There are indications that there are other financial interventions asides the N701 billion Naira planned (or budgeted) for the sector which might be in the form of subsidies and introducing a cost reflective tariff that will help reduce the cash deficits. These were positions advocated by the then acting chairman of Nigeria Electricity Regulatory Commission (NERC), Mr Anthony Akah in January this year, and hinted on by the Minister of Power while briefing newsmen after the approval of the power recovery plan. The Senate Committee Chairman on Power, Senator Enyinnaya Abaribe, while answering at a public dialogue before the approval of the recovery plan, advised government to carefully determine if it is power or petrol that it must subsidize and warned that government should not give money to DISCOS. Subsidies have never worked in Nigeria; it has always been a scam. It doesn’t exist. Even when it exists it doesn’t benefit most of the population. It benefits only the rich and vested interests. Subsidies for the power sector will only elongate and complicate Nigeria’s power sector difficulties. Government should rather embark on a sector wide campaign to enlighten electricity consumers on the positive effects of not subsiding power or petroleum products on the economy and provide a plan to help stabilize and manage the short term economic difficulties that will arise. Subsidising power is not part of the solution, rather DISCOS should invest in upgrading its distribution network to reduce ATC&C losses and improve its collection measures to capture more consumers who currently do not pay for electricity consumed. There are suggestions that the business model that the DISCOS currently operate is a model that collects revenues from willing-to-pay-consumers, while unwilling-to-pay-consumers are not targeted to pay for power consumed. The proposed cost reflective tariff which is really an increase in tariff should be put on hold while government and DISCOS develop and implement a plan that ensures that all consumers that use electricity pay fairly for what they consumed. The inefficiencies in the systems especially on the part of DISCOS should not be passed on to consumers who are not protected by the system. This I believe will help solve the cash deficit problems in the sector. Government should not subsidize electricity and should also not increase tariff, unless an increase in tariff is a deliberate measure by government to push people off the grid for renewable energy alternatives – which is a brilliant measure. Unfortunately, this is not what the government plans to achieve. Perhaps a more careful study and understanding of how the market i.e. consumers will respond to the introduction of a cost reflective tariff is what government should be interested in at this moment, so that it doesn’t create more problems for the grid sector. That said, it must be made clear that an increase in tariff may increase energy efficiency (EE) measures, especially by commercial consumers that are more likely to access finance to implement energy efficiency mechanisms. Also, pursuing an energy efficiency plan is a more conscious consumer and policy driven plan which only informed consumers will be willing to take, even though there may be difficulty in change of lifestyle and business process.

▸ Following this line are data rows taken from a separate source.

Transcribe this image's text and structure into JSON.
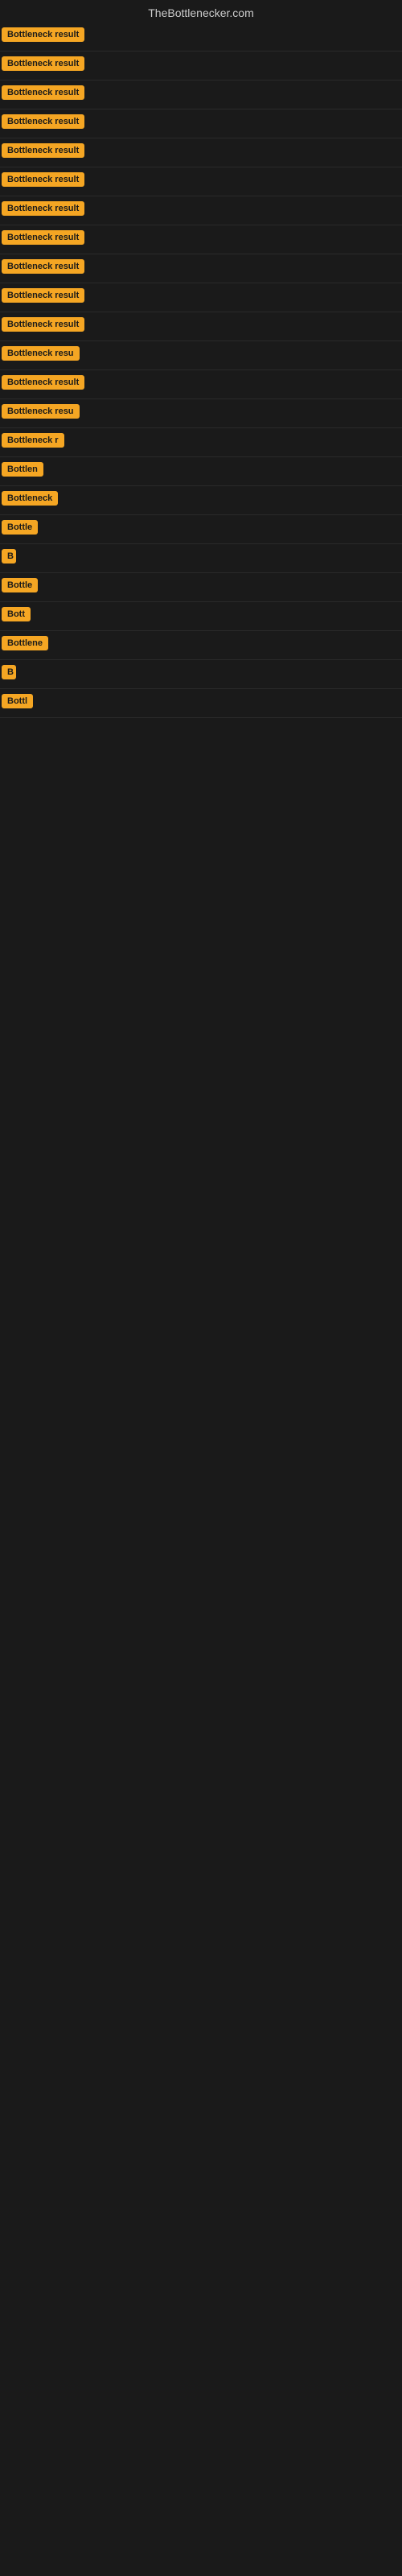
{
  "site": {
    "title": "TheBottlenecker.com"
  },
  "results": [
    {
      "id": 1,
      "label": "Bottleneck result",
      "width": 160
    },
    {
      "id": 2,
      "label": "Bottleneck result",
      "width": 160
    },
    {
      "id": 3,
      "label": "Bottleneck result",
      "width": 160
    },
    {
      "id": 4,
      "label": "Bottleneck result",
      "width": 160
    },
    {
      "id": 5,
      "label": "Bottleneck result",
      "width": 160
    },
    {
      "id": 6,
      "label": "Bottleneck result",
      "width": 160
    },
    {
      "id": 7,
      "label": "Bottleneck result",
      "width": 160
    },
    {
      "id": 8,
      "label": "Bottleneck result",
      "width": 160
    },
    {
      "id": 9,
      "label": "Bottleneck result",
      "width": 160
    },
    {
      "id": 10,
      "label": "Bottleneck result",
      "width": 160
    },
    {
      "id": 11,
      "label": "Bottleneck result",
      "width": 160
    },
    {
      "id": 12,
      "label": "Bottleneck resu",
      "width": 148
    },
    {
      "id": 13,
      "label": "Bottleneck result",
      "width": 160
    },
    {
      "id": 14,
      "label": "Bottleneck resu",
      "width": 148
    },
    {
      "id": 15,
      "label": "Bottleneck r",
      "width": 110
    },
    {
      "id": 16,
      "label": "Bottlen",
      "width": 72
    },
    {
      "id": 17,
      "label": "Bottleneck",
      "width": 95
    },
    {
      "id": 18,
      "label": "Bottle",
      "width": 62
    },
    {
      "id": 19,
      "label": "B",
      "width": 18
    },
    {
      "id": 20,
      "label": "Bottle",
      "width": 62
    },
    {
      "id": 21,
      "label": "Bott",
      "width": 46
    },
    {
      "id": 22,
      "label": "Bottlene",
      "width": 80
    },
    {
      "id": 23,
      "label": "B",
      "width": 18
    },
    {
      "id": 24,
      "label": "Bottl",
      "width": 54
    }
  ]
}
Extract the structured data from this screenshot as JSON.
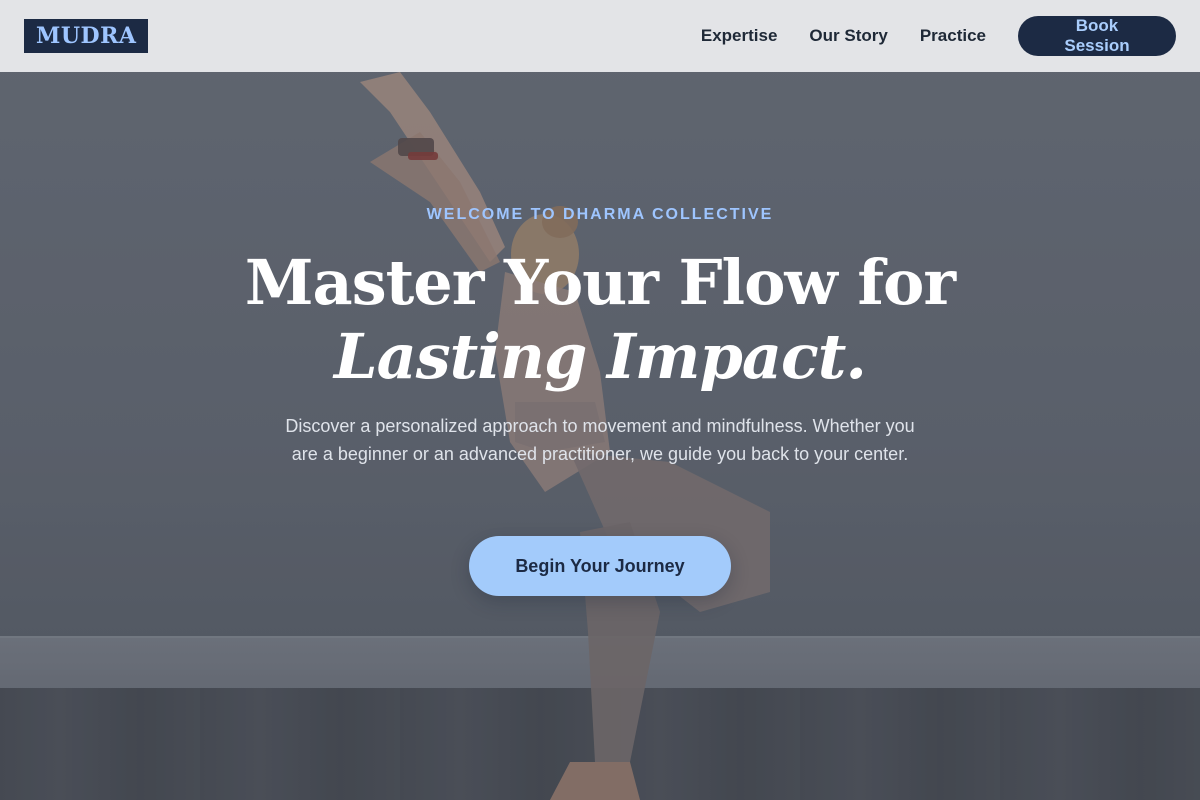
{
  "header": {
    "logo": "MUDRA",
    "nav": [
      "Expertise",
      "Our Story",
      "Practice"
    ],
    "cta": "Book Session"
  },
  "hero": {
    "eyebrow": "WELCOME TO DHARMA COLLECTIVE",
    "headline_line1": "Master Your Flow for",
    "headline_line2": "Lasting Impact.",
    "description": "Discover a personalized approach to movement and mindfulness. Whether you are a beginner or an advanced practitioner, we guide you back to your center.",
    "button": "Begin Your Journey",
    "background_image": "yoga-practitioner-photo"
  },
  "colors": {
    "brand_navy": "#1c2a44",
    "accent_blue": "#9ec5ff",
    "header_bg": "#e3e4e7"
  }
}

Energy efficiency is an energy demand reduction mechanism that is missing in the power recovery plan, at least from the briefing that the Minister of Power gave. This has the capacity to increase the number of consumers that are served by the same quantity of energy that previously didn’t serve a lesser number. An Energy efficiency plan being included as part of the power sector recovery plan is an opportunity to link the recovery plan to Nigeria’s energy efficiency contribution in her Intended Nationally Determined Contribution to the Paris Agreement which is a 30% energy efficiency improvement by 2030, which is a measure that will help attract investments. The structure of the current mini-grids regulation is part of measures that will not effectively assure a quick power sector recovery. These and more I would be analysing in the future.

 

Okafor Akachukwu is the Energy and Environment Editor, The Initiative for Policy Research and Analysis (InPRA) and a Science Policy Research Unit (SPRU), University of Sussex trained Energy Policy, Innovation and Sustainability Expert. Email: akachukwu_okafor@yahoo.com